He was the Vice Chancellor of the University of Peradeniya (from 2009 to 2012) and Dean of the Faculty of Engineering, University of Peradeniya (from 2005 to 2009). He was the Chairman of the Standing Committee on Sciences at the UGC (from 2008 to2009). He is a founder member of the International Institute for Infrastructure Renewal and Reconstruction (IIIRR, in 2004) and of the University Network for Climate and Ecosystems Change Adaptation Research (UN-CECAR, in 2009).

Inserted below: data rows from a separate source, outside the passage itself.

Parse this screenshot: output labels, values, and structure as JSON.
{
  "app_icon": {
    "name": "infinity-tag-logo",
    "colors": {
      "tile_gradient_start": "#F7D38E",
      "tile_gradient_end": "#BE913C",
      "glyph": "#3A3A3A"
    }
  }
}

He has been serving as a member in many professional bodies such as Governing Council of the IESL (2007/08 and 2014/15), Board of Governors and Building Works Committee of South Asian University, New Delhi (from 2008), National Committee on Sri Lanka Qualification Framework (from 2009), University Grant Commission (from 2008 to 2009), Expert panel on Dam Safety for Mahaweli Authority (from 2008), Board of Study in Disaster Management PGIS (from 2006), Sri Lankan Geotechnical Society (from 1988). Further, he was serving as a member of more than 40 professional service committees. Also he worked as a consultant for more than 50 projects in and out of Sri Lanka.

He received many awards including Outstanding Leadership Contribution to education at world education congress in 2012, Amity global academic excellence award at Amity University in India in 2012, Outstanding Contribution to Education by CMO Asia in 2011. He also bagged special merit awards in A/L and O/L examinations in 1974 and 1971, at his alma mater, respectively. He has delivered over 20 keynote addresses, invited presentations and lectures etc. He served as a lecturer and a visiting professor in reputed institutions including University of Peradeniya, The University of British Columbia, Canada, University of Tokyo, Japan, and United Nations University, Tokyo, Japan. He published more than 60 Journal/Conference papers.